More restaurants have started to offer what has recently become known as "home meal replacement," to assist busy customers by bringing their meals directly to their front doors. In addition to being delivered to patrons' homes, restaurant meals are also being delivered to the workplace-to accommodate convenience-driven consumers who are working longer hours.
As the owners of A La Carte Express in Washington, DC, Russell Winter and Martin Scholl see both types of clients. "Basically, everybody eats," says Winter, who witnessed a 15 to 20 percent increase in business in 1996. "They eat when they're at work and they eat when they're at home. Because we're in downtown Washington, though, we get a lot of office work, which tends to be profitable because they're usually larger orders."
Started in 1990 by making deliveries on Capitol Hill, A La Carte Express now delivers food from about 90 Washington, DC, restaurants. "We sell the food at the restaurant's menu price, and we buy it at a discounted price, which is usually a fixed percentage," explains Winter. "So the restaurants are the wholesalers in their relationship with us, and we are the retailers."
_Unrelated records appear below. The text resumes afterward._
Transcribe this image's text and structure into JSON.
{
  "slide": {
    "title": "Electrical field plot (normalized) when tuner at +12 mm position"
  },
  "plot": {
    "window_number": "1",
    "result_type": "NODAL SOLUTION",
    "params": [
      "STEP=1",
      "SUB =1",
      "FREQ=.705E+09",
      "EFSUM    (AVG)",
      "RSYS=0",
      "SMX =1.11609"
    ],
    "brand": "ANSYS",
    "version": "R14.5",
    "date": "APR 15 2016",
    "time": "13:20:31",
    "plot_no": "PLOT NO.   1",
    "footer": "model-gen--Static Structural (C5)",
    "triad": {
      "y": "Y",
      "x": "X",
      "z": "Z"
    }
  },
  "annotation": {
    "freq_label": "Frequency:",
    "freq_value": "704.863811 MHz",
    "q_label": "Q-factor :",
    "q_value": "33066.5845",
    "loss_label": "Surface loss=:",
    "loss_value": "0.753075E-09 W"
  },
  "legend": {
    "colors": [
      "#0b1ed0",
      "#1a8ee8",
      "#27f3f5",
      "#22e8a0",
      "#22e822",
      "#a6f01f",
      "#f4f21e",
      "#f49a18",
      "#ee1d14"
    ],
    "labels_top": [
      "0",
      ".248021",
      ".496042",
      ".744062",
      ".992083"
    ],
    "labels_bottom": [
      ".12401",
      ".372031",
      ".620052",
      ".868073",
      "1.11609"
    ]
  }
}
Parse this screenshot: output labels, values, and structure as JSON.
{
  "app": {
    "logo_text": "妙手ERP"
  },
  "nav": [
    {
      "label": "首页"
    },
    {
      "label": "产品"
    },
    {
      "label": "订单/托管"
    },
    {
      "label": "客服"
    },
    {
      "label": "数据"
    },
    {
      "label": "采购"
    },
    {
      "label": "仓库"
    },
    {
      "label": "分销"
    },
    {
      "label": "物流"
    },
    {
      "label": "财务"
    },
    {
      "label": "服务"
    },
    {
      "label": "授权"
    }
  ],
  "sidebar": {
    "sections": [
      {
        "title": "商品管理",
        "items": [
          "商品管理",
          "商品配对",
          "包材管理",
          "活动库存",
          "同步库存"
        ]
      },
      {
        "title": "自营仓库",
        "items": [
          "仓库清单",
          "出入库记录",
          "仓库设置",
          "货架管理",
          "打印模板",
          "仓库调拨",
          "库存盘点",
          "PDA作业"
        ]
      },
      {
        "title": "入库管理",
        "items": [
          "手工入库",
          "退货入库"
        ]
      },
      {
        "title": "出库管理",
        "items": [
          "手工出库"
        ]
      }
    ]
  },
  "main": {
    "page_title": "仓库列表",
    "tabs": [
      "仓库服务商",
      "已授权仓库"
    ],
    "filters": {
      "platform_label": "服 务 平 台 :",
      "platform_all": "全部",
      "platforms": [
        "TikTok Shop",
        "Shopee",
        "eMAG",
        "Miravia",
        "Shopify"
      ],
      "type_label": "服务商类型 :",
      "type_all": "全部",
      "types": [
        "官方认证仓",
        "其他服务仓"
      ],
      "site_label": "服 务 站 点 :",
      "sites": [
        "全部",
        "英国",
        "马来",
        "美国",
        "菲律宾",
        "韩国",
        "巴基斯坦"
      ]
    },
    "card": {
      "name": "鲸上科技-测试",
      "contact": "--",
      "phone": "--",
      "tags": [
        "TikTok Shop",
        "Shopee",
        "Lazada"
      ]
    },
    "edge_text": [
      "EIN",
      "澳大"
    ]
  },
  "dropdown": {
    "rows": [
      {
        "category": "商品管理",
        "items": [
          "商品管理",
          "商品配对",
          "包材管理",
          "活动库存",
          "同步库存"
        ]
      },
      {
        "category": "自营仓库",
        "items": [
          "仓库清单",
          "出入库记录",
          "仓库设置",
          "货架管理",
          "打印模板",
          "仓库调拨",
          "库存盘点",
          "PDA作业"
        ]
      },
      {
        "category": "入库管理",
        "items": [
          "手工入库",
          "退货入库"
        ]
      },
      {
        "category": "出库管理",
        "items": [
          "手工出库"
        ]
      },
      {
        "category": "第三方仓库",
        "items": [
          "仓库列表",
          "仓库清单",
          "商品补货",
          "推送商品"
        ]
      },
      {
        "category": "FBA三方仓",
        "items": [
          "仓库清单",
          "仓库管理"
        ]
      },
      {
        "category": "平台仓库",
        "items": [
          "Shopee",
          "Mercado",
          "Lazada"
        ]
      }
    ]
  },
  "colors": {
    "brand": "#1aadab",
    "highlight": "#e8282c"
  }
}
Customers are also charged a delivery fee which ranges between three and 12 dollars, depending on the distance the driver must cover and the price of the order being delivered. "We've divided the city into about 24 zones," Winters explains. "The cheapest delivery is if you are in the same zone as the restaurant."
With an office staff of 15 and a rotating delivery staff of more than 35, organization and efficiency are two essential ingredients in A La Carte Express's recipe for success. "Communications are also very important to us, so we have two-way radios and alphanumeric pagers for the delivery staff," says Winter. "We try to make it as efficient as possible, because when we get busy, everything happens at once."
National Restaurant Association
1200 17th St., NW
Washington, DC 20036-3097
A La Carte Express, P.O. Box 21543, Washington, DC 20009, (202) 232-8646.
Arthur Ellingsen & Co., P.O. Box 1273, Arlington Heights, IL 60006-1273, (847) 506-0555.
Clubs of America Inc., 480-C Scotland Rd., Lakemoor, IL 60050, (815) 363-4000.
Escape The City Streets!, P.O. Box 50262, Henderson, NV 89016, (702) 596-2953.
Khera Communications, 2400 Research Blvd., #250, Rockville, MD 20850, (301) 548-4363.
Physician Assistant Transcription Service (PATS), 8111 Edgemoor, Houston, TX 77036, (713) 771-4476.
S&S Seafood Ltd., RR-2, Box 3196A, Northwood, NH 03261, (603) 942-7925.
The KidMover Inc., 10691 N. Kendall Dr., Miami, FL 33176, (305) 595-KIDS.
The Pampered Chef, 70 Clermont Ln., St. Louis, MO 63124, (800) 455-0002.
Urban Herbals, 2088 Oakdale Ave., San Francisco, CA 94124, (415) 285-7584.